A rendering of the future Institute for Biologic Translational Therapies at Colorado State University. Image courtesy of Colorado State University.An anonymous racehorse breeder has donated $20 million to Colorado State University to build a state-of-the-art regenerative medicine research facility, fulfilling a $65 million matching challenge from lead donors and fellow horse aficionados John and Leslie Malone, according to a release from CSU.
In December 2014, the Malones pledged $42.5 million, the largest cash gift in CSU history, for the planned facility. The gift was prompted by their interest in stem cell therapy and its effectiveness in treating equine joint problems.
The donations allow construction of the CSU Institute for Biologic Translational Therapies, which promises to develop next-generation remedies based on living cells and their products. These include patient-derived stem cells to treat musculoskeletal disease and other ailments. Groundbreaking will occur later this year.
Faculty with the Orthopedic Research Center in the College of Veterinary Medicine and Biomedical Sciences developed the vision for the institute as part of their focus on equine musculoskeletal problems. Other CSU faculty with interests in regenerative medicine then became involved.
Colorado State veterinarians have a history of investigating medical treatments for animal patients then providing knowledge gained to boost human medical advancements. The progression is known as translational medicine and is successful because of similarities between animal and human physiology and disease.
The leader in planning the new research institute has been Wayne McIlwraith, BVSc, MS, PhD, DSc, FRCVS, DACVS, DECVS, DACVSMR, a professor, research chair and pioneer in arthroscopic surgery and joint disease research in horses. McIlwraith is founding director of CSU's Orthopedic Research Center and has worked with other faculty in the center to pursue regenerative treatments to augment surgery and hasten recovery from injury and joint disease. His work has involved stem cell and gene therapy, specialized tissue replacement and use of novel proteins.
McIlwraith and his veterinary colleagues have treated joint problems in horses owned by the Malones and by the anonymous donor. The new building will feature laboratories, specialized surgical suites, and conference space for veterinarians and physicians.
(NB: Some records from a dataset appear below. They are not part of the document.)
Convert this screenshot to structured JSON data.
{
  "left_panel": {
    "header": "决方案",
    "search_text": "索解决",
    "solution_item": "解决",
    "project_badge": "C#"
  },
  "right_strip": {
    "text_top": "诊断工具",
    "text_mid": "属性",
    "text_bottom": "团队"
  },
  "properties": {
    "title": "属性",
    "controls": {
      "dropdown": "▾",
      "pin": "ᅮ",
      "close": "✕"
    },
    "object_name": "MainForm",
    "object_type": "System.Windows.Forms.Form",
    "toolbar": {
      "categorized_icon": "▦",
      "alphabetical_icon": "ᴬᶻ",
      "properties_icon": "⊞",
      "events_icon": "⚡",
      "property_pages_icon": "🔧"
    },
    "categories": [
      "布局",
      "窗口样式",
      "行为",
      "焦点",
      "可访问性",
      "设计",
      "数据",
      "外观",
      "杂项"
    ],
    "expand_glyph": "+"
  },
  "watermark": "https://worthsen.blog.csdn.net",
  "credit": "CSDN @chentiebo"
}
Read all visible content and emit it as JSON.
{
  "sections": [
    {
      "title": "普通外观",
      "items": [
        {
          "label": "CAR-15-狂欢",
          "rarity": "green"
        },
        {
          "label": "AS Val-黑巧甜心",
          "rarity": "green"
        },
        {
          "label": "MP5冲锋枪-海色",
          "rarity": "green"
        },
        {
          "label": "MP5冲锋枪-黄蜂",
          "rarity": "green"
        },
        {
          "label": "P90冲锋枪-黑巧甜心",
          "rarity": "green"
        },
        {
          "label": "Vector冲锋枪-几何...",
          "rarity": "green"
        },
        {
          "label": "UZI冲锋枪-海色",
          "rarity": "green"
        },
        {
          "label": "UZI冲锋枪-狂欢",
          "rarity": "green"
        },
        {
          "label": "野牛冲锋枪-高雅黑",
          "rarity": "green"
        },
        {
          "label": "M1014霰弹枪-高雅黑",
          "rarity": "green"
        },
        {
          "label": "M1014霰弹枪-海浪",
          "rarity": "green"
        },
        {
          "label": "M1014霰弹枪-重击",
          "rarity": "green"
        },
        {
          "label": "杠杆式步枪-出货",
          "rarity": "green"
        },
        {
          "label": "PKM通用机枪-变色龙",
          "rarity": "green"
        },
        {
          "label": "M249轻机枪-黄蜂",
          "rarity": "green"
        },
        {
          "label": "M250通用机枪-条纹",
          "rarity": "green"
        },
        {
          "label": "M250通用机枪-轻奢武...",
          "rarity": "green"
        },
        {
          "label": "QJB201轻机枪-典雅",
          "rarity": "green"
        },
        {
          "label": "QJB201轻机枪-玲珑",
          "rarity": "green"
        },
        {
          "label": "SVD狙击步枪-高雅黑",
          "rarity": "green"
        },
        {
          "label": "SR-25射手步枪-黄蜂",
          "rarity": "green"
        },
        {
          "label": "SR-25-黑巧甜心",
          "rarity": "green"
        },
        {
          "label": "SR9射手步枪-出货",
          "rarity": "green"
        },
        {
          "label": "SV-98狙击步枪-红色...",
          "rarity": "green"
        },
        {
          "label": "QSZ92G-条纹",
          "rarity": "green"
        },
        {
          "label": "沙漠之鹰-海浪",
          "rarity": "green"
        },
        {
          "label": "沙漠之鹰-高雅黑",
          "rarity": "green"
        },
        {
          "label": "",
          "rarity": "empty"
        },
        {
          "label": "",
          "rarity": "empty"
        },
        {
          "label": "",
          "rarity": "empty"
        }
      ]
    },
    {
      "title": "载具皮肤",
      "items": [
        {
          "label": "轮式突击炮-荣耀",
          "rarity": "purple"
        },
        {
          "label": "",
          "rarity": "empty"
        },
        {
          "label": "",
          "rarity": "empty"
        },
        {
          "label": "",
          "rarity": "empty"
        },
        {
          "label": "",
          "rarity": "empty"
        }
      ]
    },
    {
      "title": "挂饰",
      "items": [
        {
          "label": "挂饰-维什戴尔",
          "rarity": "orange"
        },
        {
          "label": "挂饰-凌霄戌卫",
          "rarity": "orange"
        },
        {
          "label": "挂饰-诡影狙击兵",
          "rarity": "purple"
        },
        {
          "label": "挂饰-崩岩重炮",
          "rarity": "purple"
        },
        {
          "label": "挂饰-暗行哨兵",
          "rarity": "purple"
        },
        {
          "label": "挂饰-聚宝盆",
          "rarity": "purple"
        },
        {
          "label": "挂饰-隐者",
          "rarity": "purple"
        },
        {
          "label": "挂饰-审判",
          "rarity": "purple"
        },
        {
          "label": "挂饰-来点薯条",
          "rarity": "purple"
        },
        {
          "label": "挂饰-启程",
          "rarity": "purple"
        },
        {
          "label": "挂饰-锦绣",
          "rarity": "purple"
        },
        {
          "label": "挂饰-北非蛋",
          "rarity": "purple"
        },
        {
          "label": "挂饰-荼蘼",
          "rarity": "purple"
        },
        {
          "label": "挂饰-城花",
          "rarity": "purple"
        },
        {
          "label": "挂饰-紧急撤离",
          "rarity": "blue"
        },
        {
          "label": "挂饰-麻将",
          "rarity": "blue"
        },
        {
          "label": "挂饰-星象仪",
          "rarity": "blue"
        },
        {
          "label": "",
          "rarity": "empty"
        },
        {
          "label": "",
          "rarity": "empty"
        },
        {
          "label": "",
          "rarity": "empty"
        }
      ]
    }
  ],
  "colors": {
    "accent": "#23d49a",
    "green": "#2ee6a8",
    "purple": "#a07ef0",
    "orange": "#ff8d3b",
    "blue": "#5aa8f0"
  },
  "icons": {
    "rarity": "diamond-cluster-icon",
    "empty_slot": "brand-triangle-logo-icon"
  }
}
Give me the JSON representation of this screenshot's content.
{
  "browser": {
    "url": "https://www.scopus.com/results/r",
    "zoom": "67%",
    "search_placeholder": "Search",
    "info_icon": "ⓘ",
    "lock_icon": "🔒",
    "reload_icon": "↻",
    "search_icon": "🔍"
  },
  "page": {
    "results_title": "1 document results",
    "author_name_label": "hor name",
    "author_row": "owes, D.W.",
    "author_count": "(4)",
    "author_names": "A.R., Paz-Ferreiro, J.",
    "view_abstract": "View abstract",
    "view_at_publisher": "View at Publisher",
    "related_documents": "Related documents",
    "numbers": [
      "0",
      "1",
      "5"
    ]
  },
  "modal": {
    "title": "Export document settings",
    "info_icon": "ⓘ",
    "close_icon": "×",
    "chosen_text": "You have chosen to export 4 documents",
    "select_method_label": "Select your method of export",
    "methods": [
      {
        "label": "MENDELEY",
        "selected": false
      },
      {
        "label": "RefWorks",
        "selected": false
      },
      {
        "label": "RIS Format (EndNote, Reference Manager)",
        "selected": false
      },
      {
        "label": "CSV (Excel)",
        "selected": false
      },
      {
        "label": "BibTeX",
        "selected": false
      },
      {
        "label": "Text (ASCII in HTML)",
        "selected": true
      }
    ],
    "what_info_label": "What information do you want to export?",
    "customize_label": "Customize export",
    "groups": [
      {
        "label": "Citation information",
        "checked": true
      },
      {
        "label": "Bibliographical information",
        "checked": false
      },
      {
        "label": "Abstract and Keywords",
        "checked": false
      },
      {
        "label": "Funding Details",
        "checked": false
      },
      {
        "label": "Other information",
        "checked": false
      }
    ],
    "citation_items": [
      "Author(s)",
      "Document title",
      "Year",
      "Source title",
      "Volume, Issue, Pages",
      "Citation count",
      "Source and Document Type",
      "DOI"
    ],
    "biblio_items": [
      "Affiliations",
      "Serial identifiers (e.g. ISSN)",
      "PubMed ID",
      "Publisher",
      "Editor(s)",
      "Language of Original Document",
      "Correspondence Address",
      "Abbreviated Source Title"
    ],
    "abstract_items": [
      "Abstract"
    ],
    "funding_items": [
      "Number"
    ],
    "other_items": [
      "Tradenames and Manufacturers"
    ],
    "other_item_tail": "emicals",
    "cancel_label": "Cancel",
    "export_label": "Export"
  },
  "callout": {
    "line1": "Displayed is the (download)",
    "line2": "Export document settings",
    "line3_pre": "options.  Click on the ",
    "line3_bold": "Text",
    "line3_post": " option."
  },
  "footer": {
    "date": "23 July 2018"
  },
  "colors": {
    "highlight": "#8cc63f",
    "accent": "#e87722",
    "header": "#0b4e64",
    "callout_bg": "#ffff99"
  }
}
A rendering of the Institute for Biologic Translation Therapies at Colorado State University. Image courtesy of Colorado State University.